Linus Pauling: In the old days it was possible to make discoveries without spending much money and
a great many very important discoveries were made. Pasteur, for example, laid the
basis for modern three-dimensional chemistry with spending very little money. He was
being paid to check up on problems connected with making wine. One of the substances
present in wine is cream of tartar, which is potassium hydrogen tartrate, a salt of
tartaric acid, well-known chemical compound. Chemists had discovered that there were
two kinds of tartaric acid that looked just the same; you looked at them, they had
the same solubility, they, really, properties essentially the same as one another.
But the tartaric acid that you got in the laboratory had a peculiar property that
when you dissolved it in water and passed a plane polarized beam of light, such as
you get by passing ordinary light through a Polaroid film, invented by Mr. Land when
he was an undergraduate at Harvard. You pass the beam of light through that.
Of course in the old days you didn't have a Polaroid film; you used a crystal of calcite,
specially cut crystal of calcium carbonate. When you pass this plane polarized beam
of light through the solution of ordinary tartaric acid it just goes on through, synthetic
tartaric acid. If you make tartaric acid from grapes it rotates the plane of polarization
of the light in one direction. And it's possible, in fact, to get a kind of tartaric
acid that seems identical but rotates the plane of polarization in the opposite direction.
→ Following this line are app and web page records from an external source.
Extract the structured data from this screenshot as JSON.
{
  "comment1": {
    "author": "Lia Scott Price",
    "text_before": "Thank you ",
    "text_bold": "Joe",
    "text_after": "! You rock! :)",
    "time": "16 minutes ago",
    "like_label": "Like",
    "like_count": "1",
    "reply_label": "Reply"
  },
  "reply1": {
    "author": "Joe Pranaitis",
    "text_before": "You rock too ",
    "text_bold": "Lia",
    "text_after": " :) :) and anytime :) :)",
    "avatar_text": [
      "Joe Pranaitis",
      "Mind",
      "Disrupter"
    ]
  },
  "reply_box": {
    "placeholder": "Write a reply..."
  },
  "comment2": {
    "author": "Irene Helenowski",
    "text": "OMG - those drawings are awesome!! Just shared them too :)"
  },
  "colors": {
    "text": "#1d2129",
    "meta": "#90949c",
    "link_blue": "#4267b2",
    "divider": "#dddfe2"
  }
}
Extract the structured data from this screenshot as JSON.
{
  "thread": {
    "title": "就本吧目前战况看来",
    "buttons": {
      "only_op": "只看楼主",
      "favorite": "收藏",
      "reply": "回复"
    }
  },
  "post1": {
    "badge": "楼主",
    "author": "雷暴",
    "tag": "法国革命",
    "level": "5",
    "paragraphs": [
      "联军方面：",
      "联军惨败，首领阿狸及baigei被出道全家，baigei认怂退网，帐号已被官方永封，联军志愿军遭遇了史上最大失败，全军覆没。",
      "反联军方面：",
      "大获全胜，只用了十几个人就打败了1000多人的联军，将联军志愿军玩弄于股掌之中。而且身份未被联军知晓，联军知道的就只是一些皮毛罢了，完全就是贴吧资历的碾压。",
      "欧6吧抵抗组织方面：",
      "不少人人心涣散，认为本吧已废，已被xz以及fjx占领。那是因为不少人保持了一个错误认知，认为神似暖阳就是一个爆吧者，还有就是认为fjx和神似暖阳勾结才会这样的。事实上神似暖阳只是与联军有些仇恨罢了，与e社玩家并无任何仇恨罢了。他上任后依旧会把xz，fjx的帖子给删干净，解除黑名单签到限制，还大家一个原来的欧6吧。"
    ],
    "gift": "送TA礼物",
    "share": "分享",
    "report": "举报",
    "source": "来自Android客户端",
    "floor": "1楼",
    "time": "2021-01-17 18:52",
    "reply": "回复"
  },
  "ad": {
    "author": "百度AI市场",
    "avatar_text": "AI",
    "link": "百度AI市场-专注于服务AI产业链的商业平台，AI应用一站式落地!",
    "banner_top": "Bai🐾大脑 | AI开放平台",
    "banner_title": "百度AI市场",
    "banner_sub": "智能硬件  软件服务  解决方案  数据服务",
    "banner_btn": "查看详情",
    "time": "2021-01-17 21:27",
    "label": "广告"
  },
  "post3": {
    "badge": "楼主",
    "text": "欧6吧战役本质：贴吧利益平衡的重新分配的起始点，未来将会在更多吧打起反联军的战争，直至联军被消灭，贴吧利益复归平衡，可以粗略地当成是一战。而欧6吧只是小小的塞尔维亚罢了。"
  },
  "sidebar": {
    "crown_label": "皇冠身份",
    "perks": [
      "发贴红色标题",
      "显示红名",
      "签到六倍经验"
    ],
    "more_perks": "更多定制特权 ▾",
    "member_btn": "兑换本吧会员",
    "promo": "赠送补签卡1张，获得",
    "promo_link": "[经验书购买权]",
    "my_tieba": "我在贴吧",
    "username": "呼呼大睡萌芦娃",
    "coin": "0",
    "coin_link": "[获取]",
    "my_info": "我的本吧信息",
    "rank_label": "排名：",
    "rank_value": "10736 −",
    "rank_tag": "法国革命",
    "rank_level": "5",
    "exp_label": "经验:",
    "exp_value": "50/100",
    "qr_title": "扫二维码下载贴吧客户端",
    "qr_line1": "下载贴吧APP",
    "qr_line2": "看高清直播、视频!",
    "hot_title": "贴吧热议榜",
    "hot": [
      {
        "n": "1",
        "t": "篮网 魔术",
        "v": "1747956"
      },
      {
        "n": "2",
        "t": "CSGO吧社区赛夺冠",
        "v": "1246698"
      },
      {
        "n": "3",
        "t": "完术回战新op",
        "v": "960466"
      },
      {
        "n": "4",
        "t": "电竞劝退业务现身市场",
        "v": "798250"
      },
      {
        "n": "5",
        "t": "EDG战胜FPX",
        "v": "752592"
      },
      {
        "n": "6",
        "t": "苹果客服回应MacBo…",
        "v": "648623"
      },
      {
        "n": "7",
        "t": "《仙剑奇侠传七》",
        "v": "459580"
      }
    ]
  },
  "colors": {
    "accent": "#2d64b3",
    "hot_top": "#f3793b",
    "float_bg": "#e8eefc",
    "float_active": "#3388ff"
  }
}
Pasteur didn't understand this. He knew he had made a discovery. He could take the
inactive tartaric acid, look at the crystals and separate out right-handed crystals
and left-handed crystals. The right-handed crystals twisted the plane of polarization
to the right and the left-handed ones twisted it to the left. Well, he didn't know
why and about thirty years later the explanation was discovered by a young Dutchman
named van't Hoff, about 23 years old. He had the idea that the carbon atom is a tetrahedral
carbon atom. It forms four bonds that are pointed in four different directions in
space. Molecules have a three-dimensional structure. Some molecules can be built so
that the atoms are arranged in ways that look like the right hand and some built in
exactly the same way except the mirror image, so that they look like the left hand.
They interact with the plane polarized light in different ways. This led, of course,
to tremendous advances in chemistry. It was the start of the golden era of analytic
and synthetic organic chemistry, of structural chemistry.
Chemists were able then to determine by interpreting their experiments just how the
atoms were arranged relative to one another. In a qualitative way they didn't know
how far apart the atoms were in the late 19th century but they knew their relative
positions in this qualitative way and they could begin to explain the properties of
chemicals in terms of the molecular structure as determined by these chemical methods.
They could then synthesize new compounds, new drugs. Drugs that would be better than
quinine for controlling malaria and many other drugs that had specific purposes. They
could do it in quite an efficient way because they understood pretty well what they
When I was a boy, 18 years old, I became interested in the question of just why are
atoms held a certain distance apart. How far apart are they when they are bonded
together and what is it that holds them at this distance? What is the chemical bond
between atoms? What are the structures of molecules? They were just beginning to be